Seated at the Table of Outrage



I just saw a thing on Facebook, as I was scrolling through my feed the way we do. It was written by the woman who birthed my two older children, a midwife of babies and other soul things. I usually listen when she speaks. She said, when people look back at this era she believes they will remember it for our tendency to outrage. They will remember us for being thin-skinned and quick to feel offense. Just think, she said, if we could take any part of the energy we put into spite and vitriol, and move it into trying to care for one another … ?

I find myself drifting towards quiet lately. It’s been months since I even tried to tackle an “issue” post. My Twitter feed is getting thin, maybe even mechanical. I hardly risk inserting my opinion on anything that counts as a public issue.

It isn’t that I find any less occasion for concern, or outrage … or holy grief. I just don’t have as clear a picture, what it looks like, to authentically engage. It feels like any button I press is a pressure point, any words I contribute are contributions to some grand piece of dramatic theatre, which just as likely masks the call to action as reveals it. It feels like all the options I have are to egg on one combatant or another in a great coliseum sport we call the public square.

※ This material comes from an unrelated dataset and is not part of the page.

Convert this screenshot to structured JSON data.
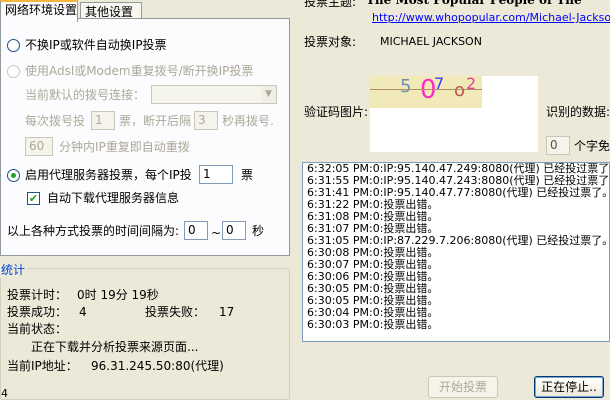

Now you should know, this is a thing about me, that I was raised close to the fringes of society. I have taken in a bit of what you might call conspiracy theory. Maybe that’s what gives me now the perspective I have. To me, it looks like such a nasty trick. Just another numbing agent for us to swallow, all this dramatic indignation: another drug that takes away the pain. Here’s a small dose, a personal offense, taken like an Ibuprofen to lose a nagging guilt. Here’s a bigger dose, like the all consuming collective rage when SOMEBODY HAS DONE SOMETHING WRONG ON THE INTERNET, taken to get you away from your whole broken life for a while.

Numbing agents are kind of the name of the game these days.

If it were my assessment, I would call our era the age of spectacle. Great dramas unfolding RIGHT NOW before our eyes, in the amphitheaters of Buzzfeed and CNN. If it were my assessment, I would call our era the age of numbness, in which our skins have grown so thick against suffering that it takes an outrage to rise above the clang of normal.

It’s a dangerous business, having access to as much knowledge as we do, in a world as full of suffering as ours. Horrible things happening all around us, and we have to pick which ones to go crazy about. No wonder we pick the easiest ones. No wonder we sit on our real desperation, our real heartsick concern, our real experience of instability and lack of options, and channel it all into a ferocious Facebook post about celebrity baby names, or something else equally out of our control.

But how to shift? How to turn the tables back? In a world where it is normal to run on complete emotional overload, is it possible to come to rest again, and hear the still, small voice?

Who has the courage?

It’s hard to justify not joining the clamor over every single wave of rage, every single issue that becomes the issue of the day. They are such true horrors. But our whole planet is darkened, we knew that already. We can’t afford to forget that we are capable of action.

Where is your action? I’m trying to look close: neighbors I care about, family that needs me. I’ve witnessed, recently, very powerfully, the extension of this kind of relationship to the global scale. We—humans in general and SheLovelys in particular—do well in the world not by multiplying and extending our outrage, but by multiplying and extending our relationships. 

This world gives the open heart such a to-do list. It always has, and this era has its own particular quality of overwhelm. But wouldn’t the darkness love it if we all sat back and yelled a lot about everything, and then were so distracted and confused we couldn’t stand for right in our own spaces, our own families, our workplaces, our own lives? Wouldn’t the darkness just love it if we were so busy waving our hands over our heads, we couldn’t grab on and hold to the person standing right beside us?

The voice of suffering is loud, but the voice of compassion is quiet. That voice emerges in the restfulness of faith, and in the patience of clinging on to hope. It’s harder now. I know. There is so much reason to give up. But even at the table of outrage, there is someone sitting next to you. Turn and see.

If we could take any part of the energy we spend on outrage, and turn it into caring for one another … ? What then?